## HOW TO COMPLETE THIS TASK:
Gather from the material every line that contains the string "Автоматически".

++++ MATERIAL SHOWN

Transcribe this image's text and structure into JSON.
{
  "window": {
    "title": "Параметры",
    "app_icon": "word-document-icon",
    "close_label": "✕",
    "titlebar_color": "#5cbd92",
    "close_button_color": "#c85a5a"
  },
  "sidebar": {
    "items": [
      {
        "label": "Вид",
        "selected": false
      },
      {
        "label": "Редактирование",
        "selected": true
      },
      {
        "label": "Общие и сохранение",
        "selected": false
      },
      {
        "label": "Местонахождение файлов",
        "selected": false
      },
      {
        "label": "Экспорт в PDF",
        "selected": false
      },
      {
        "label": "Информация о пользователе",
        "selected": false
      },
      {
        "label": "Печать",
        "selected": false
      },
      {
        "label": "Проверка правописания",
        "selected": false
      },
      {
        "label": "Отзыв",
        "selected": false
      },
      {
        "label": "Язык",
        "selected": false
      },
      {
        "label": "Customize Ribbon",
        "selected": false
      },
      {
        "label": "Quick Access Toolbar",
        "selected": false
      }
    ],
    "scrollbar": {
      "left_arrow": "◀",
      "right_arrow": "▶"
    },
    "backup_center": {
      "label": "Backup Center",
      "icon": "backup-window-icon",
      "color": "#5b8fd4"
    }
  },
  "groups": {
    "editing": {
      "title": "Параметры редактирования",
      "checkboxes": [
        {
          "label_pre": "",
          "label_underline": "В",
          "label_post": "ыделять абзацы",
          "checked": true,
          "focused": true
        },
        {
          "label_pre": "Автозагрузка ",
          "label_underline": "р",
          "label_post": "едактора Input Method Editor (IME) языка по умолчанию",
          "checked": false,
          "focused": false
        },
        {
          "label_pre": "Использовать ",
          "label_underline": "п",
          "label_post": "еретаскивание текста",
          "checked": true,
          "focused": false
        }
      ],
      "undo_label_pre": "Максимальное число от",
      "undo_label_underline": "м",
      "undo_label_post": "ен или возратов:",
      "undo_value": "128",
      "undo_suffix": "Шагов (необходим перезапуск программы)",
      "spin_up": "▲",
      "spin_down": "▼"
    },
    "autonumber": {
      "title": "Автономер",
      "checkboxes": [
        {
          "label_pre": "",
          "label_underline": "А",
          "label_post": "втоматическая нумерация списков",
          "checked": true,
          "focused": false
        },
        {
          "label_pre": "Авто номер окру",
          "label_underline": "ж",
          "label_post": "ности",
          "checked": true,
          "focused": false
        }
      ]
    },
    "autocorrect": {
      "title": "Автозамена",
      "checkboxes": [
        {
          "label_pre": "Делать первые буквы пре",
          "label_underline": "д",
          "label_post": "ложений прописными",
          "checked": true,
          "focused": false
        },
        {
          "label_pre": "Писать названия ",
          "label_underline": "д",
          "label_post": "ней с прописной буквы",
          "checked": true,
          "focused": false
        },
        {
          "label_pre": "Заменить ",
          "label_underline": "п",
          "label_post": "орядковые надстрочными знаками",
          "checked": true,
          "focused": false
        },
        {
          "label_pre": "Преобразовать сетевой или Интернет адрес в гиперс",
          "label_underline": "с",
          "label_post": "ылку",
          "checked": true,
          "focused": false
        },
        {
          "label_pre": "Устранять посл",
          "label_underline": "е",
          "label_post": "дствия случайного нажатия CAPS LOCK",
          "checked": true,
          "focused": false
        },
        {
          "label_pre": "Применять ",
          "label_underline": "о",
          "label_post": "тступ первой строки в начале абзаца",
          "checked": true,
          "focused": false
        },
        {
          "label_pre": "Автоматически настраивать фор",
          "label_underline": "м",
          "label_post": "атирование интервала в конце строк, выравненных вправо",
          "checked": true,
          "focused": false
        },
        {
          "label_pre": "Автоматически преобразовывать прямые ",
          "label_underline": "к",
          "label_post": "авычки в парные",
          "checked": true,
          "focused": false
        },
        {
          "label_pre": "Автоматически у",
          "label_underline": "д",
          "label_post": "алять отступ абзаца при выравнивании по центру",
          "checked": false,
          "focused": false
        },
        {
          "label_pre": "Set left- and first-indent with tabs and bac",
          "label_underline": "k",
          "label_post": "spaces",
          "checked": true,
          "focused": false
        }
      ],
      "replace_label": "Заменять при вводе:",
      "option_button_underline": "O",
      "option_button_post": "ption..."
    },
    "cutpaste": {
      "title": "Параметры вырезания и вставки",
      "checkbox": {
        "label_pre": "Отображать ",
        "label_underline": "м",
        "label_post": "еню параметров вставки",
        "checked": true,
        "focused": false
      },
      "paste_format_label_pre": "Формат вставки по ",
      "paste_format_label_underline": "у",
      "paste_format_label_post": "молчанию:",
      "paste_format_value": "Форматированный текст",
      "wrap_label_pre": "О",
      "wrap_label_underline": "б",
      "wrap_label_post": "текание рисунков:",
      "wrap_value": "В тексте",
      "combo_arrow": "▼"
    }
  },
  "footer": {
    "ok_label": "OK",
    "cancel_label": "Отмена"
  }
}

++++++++

## COMPLETED EXERCISE:
          "label_pre": "Автоматически настраивать фор",
          "label_pre": "Автоматически преобразовывать прямые ",
          "label_pre": "Автоматически у",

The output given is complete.